Some lines in the listing hold the word "this". Return each of them.

____

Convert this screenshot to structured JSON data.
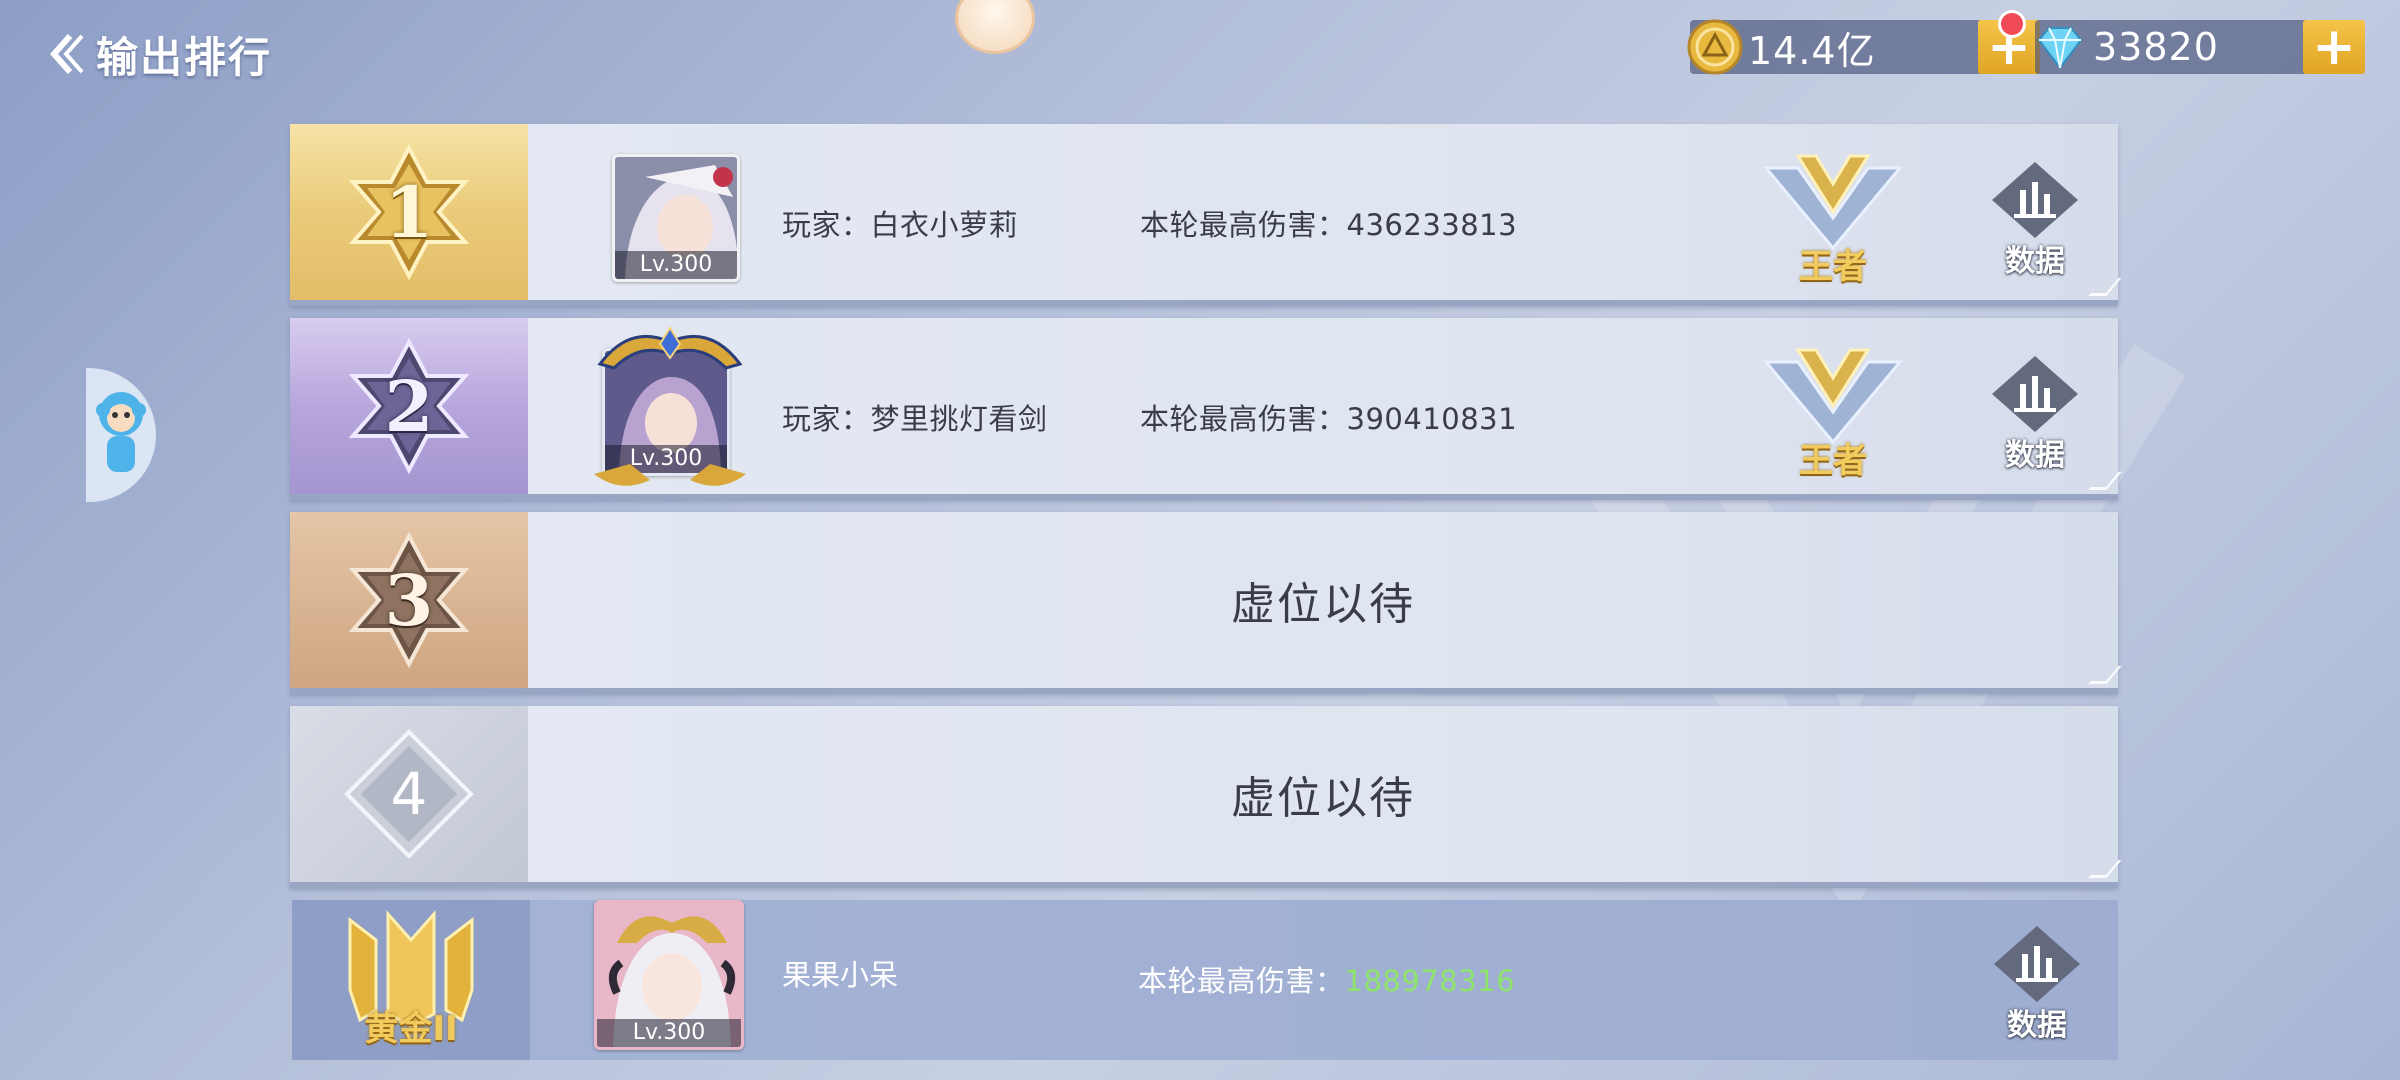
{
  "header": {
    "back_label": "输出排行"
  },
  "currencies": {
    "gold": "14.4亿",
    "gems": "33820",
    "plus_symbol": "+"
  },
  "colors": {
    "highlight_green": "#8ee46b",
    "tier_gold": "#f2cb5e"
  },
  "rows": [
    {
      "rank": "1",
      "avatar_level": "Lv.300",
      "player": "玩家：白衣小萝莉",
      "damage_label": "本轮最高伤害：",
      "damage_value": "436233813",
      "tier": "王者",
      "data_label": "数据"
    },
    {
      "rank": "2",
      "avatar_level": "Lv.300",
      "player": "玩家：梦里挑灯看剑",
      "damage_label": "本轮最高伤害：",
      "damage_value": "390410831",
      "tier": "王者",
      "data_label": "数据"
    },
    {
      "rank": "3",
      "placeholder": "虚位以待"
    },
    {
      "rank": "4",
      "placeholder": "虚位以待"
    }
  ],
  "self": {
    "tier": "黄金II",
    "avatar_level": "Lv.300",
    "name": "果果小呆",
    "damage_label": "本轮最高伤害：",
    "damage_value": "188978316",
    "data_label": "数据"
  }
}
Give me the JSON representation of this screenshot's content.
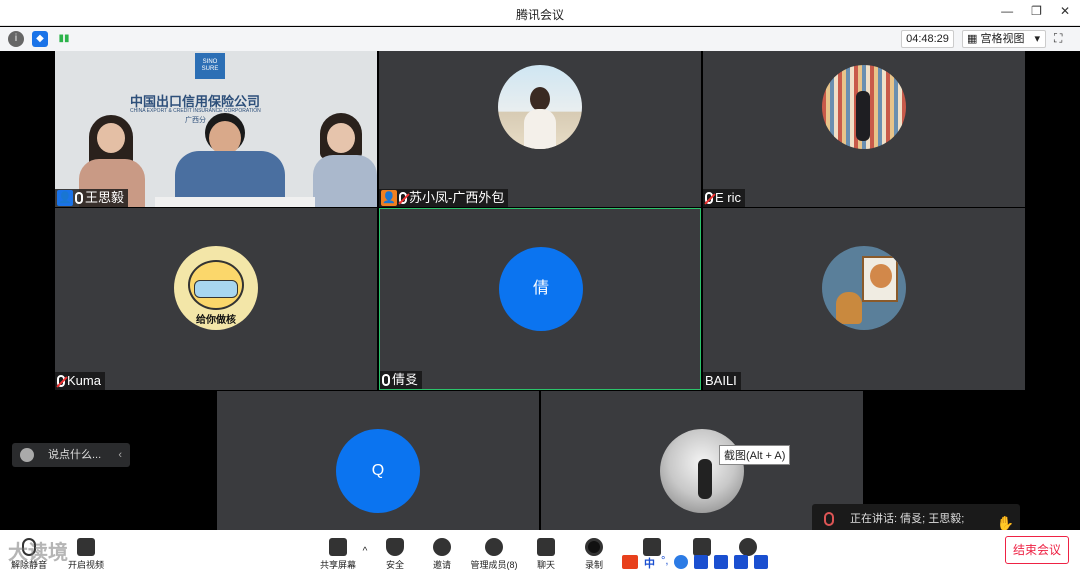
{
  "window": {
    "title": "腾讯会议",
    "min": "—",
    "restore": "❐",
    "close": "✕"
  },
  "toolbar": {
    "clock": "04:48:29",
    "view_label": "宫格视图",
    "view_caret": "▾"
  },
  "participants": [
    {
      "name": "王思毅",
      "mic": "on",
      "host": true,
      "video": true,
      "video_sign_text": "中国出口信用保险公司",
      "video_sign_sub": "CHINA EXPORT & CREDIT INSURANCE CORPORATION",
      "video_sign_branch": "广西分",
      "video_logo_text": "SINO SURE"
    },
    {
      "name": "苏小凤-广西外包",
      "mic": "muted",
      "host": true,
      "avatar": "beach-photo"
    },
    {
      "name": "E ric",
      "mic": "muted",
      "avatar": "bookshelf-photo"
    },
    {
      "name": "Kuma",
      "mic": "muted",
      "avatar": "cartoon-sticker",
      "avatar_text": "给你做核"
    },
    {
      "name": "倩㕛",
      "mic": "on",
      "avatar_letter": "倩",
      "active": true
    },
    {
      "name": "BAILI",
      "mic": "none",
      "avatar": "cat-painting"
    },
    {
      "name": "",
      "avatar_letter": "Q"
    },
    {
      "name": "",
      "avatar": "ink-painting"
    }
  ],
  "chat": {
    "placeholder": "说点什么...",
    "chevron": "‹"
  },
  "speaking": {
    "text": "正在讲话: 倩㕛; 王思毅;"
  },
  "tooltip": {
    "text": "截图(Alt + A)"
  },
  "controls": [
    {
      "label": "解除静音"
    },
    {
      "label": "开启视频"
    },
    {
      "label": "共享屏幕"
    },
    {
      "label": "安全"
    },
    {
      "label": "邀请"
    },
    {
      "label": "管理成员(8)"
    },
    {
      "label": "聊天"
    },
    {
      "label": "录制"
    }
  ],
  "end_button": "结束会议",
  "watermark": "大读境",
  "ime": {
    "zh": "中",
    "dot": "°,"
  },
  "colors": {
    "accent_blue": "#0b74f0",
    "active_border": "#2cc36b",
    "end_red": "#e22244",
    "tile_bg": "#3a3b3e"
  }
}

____

■ Exercise result ■
Convert this screenshot to structured JSON data.
Give me the JSON representation of this screenshot's content.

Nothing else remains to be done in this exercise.